### Task to carry out
What lines of the material below include the string "JSON"? Copy all of them.
══════════════════════════════
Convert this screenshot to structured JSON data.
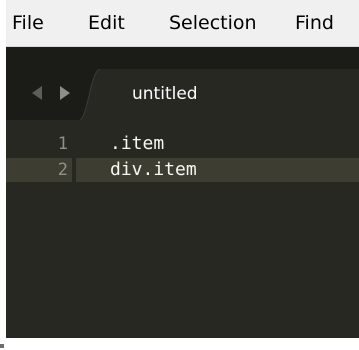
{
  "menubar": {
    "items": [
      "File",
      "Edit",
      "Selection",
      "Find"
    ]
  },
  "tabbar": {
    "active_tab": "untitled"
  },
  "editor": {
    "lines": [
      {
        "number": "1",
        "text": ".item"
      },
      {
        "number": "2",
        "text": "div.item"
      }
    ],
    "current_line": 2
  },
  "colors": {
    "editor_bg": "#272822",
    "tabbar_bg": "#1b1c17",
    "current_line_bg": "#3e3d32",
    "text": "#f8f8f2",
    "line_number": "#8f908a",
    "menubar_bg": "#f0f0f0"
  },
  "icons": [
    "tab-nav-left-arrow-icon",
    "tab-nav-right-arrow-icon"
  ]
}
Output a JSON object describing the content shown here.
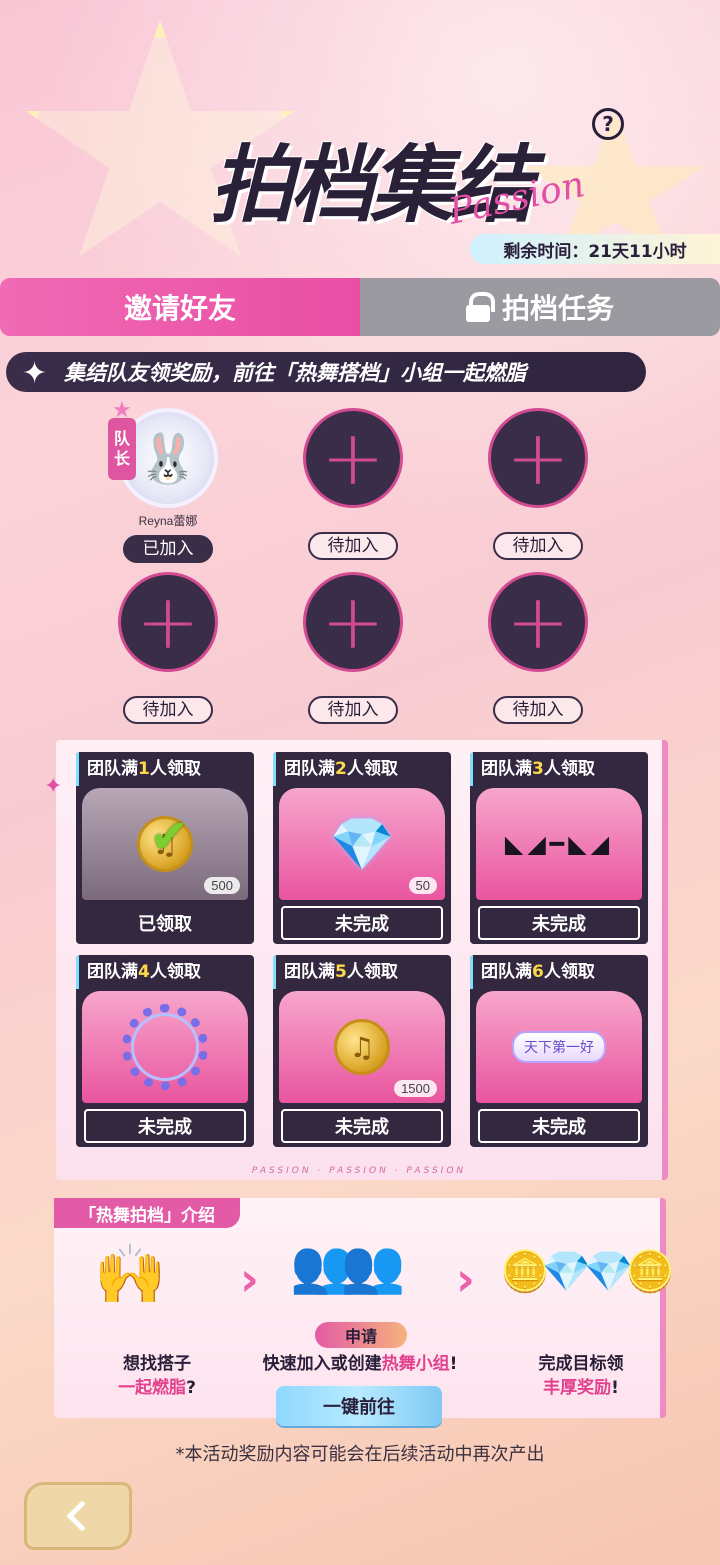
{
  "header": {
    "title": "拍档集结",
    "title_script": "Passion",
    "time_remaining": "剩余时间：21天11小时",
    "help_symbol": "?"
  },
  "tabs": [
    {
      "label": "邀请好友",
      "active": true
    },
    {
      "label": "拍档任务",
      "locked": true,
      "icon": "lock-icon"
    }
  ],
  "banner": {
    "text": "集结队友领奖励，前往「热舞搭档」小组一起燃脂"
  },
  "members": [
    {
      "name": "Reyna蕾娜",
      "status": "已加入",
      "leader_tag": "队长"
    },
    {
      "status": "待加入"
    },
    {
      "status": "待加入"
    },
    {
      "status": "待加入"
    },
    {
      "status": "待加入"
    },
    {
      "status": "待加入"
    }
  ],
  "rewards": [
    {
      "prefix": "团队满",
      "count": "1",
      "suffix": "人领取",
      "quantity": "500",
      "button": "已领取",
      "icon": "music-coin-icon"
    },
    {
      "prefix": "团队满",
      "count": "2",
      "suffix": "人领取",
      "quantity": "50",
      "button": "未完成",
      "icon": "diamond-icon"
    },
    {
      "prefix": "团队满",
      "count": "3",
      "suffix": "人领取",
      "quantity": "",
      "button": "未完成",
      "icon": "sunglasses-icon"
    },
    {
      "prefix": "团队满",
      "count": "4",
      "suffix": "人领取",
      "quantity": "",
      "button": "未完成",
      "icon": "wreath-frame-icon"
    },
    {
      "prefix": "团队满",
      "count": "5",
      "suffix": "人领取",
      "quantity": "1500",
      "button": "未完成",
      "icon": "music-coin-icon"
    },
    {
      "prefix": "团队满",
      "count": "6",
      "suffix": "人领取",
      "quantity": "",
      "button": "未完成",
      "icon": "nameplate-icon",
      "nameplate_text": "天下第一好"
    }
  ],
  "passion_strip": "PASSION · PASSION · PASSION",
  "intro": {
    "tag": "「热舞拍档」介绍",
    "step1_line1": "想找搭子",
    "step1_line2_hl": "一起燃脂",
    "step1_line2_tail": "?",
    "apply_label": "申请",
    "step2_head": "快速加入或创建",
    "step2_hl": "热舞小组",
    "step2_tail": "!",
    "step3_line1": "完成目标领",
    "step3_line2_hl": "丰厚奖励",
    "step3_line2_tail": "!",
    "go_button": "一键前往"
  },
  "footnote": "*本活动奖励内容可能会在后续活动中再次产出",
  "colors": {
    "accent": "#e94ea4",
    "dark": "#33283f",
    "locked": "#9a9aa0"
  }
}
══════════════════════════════
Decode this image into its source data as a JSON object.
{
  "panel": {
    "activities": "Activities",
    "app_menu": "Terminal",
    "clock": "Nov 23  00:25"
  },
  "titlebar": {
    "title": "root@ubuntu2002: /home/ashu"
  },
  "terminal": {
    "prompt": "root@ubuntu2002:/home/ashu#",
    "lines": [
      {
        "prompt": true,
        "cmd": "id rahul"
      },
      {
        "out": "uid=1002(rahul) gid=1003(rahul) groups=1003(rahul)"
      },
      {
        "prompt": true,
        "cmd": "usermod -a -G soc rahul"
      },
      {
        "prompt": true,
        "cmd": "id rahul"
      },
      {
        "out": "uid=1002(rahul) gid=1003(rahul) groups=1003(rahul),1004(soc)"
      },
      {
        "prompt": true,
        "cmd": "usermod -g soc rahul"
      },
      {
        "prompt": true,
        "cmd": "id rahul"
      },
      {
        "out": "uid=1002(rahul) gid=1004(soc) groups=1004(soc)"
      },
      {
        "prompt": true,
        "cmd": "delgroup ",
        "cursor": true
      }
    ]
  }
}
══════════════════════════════
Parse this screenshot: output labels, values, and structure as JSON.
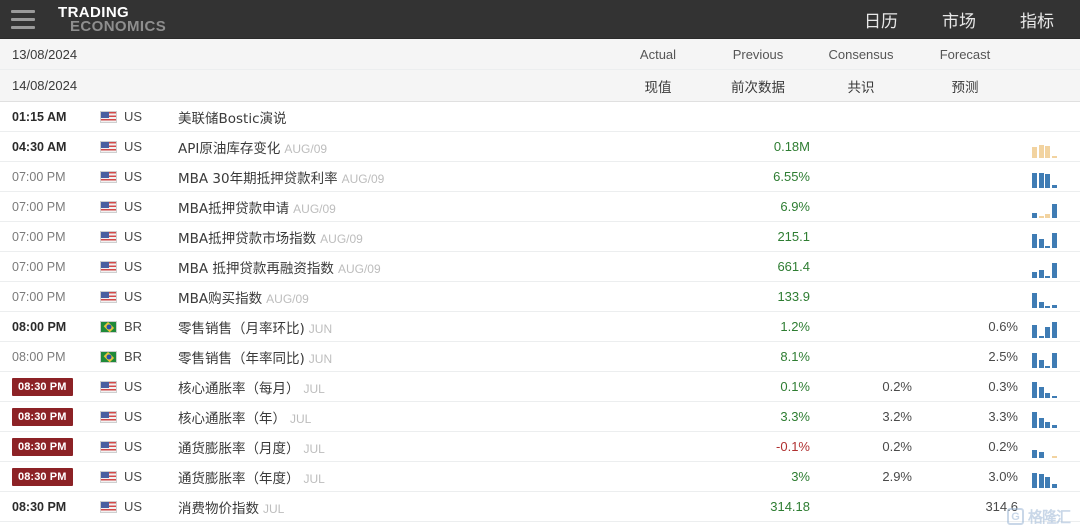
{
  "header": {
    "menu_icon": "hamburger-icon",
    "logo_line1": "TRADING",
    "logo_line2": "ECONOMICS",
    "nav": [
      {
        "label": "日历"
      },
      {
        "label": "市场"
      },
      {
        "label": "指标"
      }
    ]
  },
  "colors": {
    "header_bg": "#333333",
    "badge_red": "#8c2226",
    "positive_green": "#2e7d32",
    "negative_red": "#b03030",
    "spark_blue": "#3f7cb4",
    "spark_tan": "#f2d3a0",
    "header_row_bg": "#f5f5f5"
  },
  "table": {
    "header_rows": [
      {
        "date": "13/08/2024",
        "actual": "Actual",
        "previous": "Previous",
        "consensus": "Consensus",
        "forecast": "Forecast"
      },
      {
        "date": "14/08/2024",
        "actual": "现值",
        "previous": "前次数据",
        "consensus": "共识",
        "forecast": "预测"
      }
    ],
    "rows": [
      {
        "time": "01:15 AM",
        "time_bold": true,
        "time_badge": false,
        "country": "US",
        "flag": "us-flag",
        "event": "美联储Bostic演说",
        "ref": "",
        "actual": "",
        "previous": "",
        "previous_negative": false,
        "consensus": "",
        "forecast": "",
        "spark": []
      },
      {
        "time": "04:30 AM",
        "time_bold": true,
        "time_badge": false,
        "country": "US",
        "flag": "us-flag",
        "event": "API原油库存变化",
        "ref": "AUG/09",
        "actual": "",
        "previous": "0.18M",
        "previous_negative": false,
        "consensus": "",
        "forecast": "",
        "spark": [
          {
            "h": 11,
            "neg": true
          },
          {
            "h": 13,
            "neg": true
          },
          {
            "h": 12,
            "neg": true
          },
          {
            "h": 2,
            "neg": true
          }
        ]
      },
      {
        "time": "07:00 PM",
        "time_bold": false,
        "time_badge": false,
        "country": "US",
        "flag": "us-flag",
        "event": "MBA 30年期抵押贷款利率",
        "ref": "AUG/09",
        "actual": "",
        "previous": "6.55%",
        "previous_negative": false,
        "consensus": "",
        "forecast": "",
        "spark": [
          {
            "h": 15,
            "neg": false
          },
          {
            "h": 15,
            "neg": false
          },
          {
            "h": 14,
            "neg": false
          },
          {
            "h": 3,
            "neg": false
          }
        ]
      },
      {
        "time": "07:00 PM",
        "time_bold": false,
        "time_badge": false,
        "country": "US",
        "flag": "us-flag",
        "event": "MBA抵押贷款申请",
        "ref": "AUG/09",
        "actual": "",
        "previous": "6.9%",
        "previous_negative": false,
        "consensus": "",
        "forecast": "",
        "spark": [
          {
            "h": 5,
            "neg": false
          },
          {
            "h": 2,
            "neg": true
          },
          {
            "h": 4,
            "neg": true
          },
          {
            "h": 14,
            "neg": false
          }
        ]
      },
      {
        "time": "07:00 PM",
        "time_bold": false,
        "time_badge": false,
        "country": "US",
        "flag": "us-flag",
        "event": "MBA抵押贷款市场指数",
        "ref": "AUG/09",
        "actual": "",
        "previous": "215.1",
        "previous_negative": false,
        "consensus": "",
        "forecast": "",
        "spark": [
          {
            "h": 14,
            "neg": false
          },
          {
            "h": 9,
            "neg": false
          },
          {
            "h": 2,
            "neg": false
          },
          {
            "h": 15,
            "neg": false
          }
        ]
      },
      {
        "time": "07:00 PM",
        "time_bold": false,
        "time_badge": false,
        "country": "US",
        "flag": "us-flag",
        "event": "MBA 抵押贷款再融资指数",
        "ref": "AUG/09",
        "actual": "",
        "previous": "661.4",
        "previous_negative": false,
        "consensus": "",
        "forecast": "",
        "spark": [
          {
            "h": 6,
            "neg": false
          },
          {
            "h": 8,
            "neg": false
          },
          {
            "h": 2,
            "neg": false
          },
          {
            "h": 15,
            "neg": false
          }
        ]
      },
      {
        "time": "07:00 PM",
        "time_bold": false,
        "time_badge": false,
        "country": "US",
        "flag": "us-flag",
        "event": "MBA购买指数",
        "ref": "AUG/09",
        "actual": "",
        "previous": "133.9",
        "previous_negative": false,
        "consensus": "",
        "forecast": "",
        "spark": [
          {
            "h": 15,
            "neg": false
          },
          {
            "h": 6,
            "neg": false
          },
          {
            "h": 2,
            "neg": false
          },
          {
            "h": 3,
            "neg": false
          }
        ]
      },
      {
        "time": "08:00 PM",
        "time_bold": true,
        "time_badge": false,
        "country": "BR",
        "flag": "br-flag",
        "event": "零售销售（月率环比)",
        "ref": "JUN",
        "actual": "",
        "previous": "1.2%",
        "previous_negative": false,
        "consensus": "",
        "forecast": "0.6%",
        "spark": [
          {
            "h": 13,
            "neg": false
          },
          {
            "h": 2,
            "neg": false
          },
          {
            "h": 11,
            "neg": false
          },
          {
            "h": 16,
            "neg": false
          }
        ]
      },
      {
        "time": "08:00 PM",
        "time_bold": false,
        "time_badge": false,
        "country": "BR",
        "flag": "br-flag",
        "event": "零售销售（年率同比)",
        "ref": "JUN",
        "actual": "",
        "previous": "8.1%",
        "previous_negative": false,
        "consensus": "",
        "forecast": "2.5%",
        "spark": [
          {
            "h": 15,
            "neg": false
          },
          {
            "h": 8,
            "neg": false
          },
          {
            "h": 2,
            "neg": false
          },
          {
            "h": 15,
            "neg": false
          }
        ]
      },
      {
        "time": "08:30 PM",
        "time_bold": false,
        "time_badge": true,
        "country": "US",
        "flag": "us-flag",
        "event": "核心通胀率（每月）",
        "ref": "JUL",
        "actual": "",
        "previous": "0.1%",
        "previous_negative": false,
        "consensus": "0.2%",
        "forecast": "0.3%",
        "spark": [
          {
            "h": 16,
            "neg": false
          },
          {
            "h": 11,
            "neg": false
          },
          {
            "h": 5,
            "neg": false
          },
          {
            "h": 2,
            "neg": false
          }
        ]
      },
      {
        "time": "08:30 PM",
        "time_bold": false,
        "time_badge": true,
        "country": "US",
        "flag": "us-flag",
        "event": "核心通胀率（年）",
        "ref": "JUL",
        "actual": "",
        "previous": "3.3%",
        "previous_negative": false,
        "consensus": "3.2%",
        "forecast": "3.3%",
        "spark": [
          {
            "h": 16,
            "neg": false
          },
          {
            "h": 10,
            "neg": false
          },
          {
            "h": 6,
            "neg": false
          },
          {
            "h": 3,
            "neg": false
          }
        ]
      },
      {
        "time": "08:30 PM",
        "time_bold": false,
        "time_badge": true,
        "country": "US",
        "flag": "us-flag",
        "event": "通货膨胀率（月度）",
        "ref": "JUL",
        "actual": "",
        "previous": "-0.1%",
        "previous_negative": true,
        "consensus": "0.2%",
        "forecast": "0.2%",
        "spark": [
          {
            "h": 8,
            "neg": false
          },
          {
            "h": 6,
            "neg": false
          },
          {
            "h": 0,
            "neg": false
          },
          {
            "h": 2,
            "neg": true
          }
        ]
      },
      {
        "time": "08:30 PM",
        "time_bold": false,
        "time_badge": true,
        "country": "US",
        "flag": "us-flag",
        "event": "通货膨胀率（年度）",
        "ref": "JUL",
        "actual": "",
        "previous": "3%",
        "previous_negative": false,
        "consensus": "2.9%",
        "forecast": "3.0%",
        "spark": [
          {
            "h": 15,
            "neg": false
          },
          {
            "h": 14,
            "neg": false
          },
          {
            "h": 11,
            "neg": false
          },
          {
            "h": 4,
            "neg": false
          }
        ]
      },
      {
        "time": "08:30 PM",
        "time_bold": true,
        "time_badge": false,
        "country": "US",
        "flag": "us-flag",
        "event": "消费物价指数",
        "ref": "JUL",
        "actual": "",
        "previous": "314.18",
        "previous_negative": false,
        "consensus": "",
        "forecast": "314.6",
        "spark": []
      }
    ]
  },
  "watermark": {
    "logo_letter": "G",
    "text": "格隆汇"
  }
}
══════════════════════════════
### Result for this exercise
Convert this screenshot to structured JSON data.
Output a JSON object describing the content shown here.
Decode this image into its source data as a JSON object.
Parse this screenshot: output labels, values, and structure as JSON.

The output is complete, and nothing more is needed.